(Exercise data)

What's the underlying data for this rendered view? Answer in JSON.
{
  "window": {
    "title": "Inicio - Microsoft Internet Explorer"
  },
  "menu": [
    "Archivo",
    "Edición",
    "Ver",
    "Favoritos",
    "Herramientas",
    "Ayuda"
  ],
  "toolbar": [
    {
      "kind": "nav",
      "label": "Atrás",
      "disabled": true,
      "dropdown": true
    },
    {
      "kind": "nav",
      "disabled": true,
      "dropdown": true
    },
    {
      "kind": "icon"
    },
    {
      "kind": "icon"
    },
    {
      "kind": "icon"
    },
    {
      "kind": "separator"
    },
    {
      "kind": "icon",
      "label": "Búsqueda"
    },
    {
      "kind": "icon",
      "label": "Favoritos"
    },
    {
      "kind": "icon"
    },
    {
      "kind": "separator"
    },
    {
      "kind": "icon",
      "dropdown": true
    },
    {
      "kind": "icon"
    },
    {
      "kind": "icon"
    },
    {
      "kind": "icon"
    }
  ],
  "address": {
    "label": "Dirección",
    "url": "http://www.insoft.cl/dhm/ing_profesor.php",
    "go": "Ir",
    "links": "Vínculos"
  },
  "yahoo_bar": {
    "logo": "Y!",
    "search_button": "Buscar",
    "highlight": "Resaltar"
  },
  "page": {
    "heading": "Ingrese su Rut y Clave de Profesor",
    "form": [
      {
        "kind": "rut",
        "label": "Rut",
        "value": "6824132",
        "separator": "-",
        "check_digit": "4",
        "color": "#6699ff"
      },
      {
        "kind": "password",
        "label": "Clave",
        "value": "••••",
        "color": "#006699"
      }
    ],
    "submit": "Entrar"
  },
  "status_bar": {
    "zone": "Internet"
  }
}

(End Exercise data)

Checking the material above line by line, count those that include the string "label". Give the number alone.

6